■ BRIEF:
Every line containing "split" should be copied out. Go through the entries and find them.

(THE DATA)

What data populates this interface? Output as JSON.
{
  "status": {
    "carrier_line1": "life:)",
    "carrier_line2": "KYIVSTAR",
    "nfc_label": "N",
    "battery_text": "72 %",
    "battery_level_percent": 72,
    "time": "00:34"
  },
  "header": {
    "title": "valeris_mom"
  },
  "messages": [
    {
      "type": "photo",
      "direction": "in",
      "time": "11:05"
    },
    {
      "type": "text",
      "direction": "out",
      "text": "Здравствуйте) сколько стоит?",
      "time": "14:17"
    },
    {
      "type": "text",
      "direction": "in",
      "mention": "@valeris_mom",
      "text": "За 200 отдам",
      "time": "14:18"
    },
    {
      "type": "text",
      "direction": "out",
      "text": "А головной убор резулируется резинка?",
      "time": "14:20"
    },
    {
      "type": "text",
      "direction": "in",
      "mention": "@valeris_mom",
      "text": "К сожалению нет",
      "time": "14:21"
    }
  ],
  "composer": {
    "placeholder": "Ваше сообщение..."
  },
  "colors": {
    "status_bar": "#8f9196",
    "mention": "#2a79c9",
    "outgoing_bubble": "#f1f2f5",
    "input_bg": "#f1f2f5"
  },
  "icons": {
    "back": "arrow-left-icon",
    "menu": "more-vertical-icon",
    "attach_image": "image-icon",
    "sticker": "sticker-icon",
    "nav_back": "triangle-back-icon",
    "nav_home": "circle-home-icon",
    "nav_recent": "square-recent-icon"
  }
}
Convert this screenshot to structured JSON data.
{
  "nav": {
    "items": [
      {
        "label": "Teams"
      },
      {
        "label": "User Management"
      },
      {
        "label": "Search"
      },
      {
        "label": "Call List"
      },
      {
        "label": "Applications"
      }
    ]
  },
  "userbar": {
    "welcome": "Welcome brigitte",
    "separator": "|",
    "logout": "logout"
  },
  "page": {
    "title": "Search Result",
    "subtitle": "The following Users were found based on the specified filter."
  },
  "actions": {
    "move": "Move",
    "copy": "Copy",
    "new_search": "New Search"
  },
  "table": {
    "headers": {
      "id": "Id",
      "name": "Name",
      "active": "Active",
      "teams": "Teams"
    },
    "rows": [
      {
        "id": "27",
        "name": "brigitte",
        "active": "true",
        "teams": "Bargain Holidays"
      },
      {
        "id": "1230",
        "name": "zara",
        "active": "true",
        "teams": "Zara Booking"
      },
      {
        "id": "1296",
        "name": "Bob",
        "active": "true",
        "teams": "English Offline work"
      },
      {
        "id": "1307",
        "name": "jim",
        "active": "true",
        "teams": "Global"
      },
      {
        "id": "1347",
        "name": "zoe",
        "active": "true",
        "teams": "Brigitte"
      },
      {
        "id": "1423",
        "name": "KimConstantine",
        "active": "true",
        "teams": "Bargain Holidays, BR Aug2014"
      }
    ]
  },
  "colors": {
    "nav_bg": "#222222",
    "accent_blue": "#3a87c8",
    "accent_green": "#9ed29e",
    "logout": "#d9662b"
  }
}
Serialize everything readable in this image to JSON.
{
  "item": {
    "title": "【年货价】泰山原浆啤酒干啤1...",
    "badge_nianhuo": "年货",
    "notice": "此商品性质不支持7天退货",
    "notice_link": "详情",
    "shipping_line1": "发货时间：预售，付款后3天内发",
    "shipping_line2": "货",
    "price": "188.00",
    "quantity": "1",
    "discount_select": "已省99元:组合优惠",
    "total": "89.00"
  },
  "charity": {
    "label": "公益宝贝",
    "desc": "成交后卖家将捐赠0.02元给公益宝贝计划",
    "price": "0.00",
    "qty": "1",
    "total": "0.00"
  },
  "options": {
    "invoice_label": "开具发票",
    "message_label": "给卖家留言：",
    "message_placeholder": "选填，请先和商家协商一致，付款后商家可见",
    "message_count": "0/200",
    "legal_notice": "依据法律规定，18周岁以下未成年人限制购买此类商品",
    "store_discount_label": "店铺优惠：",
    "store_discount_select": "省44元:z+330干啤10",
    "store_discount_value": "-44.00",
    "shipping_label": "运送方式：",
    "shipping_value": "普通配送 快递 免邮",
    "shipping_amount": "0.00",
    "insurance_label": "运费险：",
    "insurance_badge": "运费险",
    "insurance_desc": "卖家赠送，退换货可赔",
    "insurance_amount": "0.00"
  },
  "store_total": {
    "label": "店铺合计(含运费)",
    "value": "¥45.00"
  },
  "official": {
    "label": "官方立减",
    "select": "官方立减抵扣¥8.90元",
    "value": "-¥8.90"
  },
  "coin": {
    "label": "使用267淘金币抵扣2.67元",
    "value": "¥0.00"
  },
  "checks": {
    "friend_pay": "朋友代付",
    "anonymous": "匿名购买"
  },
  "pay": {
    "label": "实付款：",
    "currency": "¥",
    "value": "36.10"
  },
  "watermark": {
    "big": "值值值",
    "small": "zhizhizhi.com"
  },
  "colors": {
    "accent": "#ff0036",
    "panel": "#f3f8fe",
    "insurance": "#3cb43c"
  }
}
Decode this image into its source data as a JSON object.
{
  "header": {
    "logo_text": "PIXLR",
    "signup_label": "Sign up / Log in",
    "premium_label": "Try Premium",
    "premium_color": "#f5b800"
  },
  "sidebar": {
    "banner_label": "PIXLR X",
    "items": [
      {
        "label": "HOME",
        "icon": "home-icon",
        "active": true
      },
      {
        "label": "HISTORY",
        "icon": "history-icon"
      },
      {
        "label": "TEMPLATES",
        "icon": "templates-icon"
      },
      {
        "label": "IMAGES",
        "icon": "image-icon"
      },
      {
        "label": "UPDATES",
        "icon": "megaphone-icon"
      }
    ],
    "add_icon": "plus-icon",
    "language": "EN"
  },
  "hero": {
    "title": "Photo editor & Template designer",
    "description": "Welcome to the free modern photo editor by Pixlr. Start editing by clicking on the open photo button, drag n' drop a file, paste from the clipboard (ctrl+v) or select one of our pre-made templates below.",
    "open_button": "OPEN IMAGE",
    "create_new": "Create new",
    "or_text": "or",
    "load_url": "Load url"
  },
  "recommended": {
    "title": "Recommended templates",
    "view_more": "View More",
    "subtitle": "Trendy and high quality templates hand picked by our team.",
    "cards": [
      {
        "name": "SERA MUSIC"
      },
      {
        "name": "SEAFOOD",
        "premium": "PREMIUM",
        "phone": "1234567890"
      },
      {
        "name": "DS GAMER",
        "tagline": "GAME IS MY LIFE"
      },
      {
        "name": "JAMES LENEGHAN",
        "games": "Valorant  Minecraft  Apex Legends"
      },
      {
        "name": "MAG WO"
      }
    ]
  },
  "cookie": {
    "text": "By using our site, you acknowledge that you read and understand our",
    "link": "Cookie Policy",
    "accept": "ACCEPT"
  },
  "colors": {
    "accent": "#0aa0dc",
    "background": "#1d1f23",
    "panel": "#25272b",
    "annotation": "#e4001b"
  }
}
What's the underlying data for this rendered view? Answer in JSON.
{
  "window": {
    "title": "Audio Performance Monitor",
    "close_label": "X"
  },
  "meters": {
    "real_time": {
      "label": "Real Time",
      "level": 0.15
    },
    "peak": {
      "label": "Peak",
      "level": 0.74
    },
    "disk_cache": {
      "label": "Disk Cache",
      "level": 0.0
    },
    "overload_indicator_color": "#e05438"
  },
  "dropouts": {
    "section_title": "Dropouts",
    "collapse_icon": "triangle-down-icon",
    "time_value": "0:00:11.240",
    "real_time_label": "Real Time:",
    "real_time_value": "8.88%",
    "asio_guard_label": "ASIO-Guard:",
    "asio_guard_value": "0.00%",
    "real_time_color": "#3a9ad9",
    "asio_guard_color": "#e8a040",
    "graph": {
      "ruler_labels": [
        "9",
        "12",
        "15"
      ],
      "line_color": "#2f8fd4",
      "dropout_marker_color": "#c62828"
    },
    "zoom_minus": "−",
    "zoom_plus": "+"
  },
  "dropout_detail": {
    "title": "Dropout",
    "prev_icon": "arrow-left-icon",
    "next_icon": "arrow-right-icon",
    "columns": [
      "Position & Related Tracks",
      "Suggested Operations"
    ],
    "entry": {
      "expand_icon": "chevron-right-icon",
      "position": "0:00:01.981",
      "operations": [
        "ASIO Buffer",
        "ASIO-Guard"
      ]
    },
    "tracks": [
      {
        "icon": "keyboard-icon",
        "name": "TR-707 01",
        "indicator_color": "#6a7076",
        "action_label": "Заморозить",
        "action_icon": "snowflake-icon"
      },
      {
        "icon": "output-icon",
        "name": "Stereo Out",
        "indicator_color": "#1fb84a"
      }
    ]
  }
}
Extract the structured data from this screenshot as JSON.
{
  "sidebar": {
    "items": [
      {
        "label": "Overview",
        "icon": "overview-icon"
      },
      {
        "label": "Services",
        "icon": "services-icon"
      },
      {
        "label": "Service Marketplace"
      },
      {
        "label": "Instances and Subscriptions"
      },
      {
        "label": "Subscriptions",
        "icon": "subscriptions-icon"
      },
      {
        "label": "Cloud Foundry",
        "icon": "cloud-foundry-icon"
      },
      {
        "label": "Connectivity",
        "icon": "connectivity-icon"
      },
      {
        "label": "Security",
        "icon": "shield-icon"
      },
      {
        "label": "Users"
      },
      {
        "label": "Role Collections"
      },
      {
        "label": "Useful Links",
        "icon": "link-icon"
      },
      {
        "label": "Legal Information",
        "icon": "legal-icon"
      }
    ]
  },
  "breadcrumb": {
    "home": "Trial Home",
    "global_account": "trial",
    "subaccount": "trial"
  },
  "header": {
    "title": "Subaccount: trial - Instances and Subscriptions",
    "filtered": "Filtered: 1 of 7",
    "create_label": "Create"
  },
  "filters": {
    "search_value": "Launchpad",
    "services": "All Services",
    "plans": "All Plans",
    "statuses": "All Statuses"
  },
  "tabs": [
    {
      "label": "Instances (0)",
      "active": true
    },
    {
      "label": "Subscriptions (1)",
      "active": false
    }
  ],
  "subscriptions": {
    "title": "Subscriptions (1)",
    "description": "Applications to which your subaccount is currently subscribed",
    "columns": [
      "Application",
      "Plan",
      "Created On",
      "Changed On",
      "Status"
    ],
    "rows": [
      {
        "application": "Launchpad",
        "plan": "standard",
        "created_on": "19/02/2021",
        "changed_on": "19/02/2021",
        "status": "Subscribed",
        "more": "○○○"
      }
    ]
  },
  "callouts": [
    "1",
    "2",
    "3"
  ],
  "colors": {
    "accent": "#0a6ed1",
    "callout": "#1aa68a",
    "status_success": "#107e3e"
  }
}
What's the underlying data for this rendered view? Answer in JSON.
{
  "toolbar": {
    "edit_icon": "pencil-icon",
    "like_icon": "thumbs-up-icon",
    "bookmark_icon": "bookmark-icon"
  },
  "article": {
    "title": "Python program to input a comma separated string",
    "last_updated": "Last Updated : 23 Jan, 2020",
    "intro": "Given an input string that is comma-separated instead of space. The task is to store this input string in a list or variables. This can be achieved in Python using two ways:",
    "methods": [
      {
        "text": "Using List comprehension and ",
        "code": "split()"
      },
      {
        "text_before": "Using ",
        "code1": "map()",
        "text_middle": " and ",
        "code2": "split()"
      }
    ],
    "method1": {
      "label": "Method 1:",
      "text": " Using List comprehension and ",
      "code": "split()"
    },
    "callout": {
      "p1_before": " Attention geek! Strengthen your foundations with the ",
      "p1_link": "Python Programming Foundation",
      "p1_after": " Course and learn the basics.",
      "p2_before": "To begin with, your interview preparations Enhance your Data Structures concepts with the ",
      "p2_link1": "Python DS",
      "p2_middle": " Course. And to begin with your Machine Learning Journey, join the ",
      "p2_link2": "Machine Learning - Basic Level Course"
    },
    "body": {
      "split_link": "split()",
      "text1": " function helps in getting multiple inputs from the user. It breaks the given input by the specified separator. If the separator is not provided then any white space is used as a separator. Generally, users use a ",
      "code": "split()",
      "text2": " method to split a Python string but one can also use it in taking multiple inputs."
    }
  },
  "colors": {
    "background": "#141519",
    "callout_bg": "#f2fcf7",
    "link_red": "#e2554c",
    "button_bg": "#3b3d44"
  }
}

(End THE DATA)

■ ANSWER SPACE:
        "code": "split()"
        "code2": "split()"
      "code": "split()"
      "split_link": "split()",
      "code": "split()",
      "text2": " method to split a Python string but one can also use it in taking multiple inputs."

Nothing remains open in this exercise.